Work item
Report each line of the data that includes the word "this".

Entries from a dataset of interfaces:
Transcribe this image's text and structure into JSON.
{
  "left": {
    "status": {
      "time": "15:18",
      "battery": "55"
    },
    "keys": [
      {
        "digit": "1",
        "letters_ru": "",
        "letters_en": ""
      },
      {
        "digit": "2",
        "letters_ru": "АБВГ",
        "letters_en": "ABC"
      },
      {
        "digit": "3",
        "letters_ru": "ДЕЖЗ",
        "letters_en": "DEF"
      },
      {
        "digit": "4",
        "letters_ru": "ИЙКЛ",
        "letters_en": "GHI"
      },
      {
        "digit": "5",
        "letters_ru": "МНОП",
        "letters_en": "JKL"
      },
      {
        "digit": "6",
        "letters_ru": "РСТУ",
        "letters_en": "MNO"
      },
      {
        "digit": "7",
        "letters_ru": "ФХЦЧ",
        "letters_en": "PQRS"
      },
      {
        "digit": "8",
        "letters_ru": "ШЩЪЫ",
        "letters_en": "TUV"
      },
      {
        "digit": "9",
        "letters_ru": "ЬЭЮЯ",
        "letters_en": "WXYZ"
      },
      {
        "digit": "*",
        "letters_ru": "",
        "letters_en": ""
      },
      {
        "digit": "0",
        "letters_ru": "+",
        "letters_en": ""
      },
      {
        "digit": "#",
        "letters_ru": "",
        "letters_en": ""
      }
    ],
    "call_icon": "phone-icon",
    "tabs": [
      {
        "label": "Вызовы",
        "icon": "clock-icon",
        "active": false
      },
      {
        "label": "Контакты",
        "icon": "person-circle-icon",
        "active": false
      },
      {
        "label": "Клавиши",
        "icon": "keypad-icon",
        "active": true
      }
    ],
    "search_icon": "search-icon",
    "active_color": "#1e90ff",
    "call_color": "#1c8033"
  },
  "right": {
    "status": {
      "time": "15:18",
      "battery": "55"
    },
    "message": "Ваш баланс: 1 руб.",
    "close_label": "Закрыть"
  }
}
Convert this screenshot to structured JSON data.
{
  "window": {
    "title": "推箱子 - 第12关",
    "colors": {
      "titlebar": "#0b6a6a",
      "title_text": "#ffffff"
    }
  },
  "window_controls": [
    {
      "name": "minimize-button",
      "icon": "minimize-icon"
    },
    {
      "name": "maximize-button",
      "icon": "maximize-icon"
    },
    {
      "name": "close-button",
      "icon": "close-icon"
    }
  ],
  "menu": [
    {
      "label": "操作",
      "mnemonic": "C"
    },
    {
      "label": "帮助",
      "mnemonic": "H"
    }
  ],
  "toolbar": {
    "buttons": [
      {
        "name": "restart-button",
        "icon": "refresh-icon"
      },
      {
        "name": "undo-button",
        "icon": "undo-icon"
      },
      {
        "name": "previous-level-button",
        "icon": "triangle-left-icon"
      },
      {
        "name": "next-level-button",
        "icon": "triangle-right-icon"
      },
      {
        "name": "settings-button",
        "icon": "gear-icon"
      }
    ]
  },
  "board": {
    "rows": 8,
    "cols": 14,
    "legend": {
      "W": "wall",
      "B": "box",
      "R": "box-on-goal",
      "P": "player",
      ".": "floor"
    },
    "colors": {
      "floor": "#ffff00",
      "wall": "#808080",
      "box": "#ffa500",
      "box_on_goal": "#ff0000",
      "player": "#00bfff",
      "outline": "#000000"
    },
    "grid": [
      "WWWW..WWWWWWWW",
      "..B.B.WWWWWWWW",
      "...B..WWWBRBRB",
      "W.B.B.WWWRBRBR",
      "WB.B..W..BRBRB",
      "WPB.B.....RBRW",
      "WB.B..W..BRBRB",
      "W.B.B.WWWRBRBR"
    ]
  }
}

Task output
Transcribe this image's text and structure into JSON.
Convert this screenshot to structured JSON data.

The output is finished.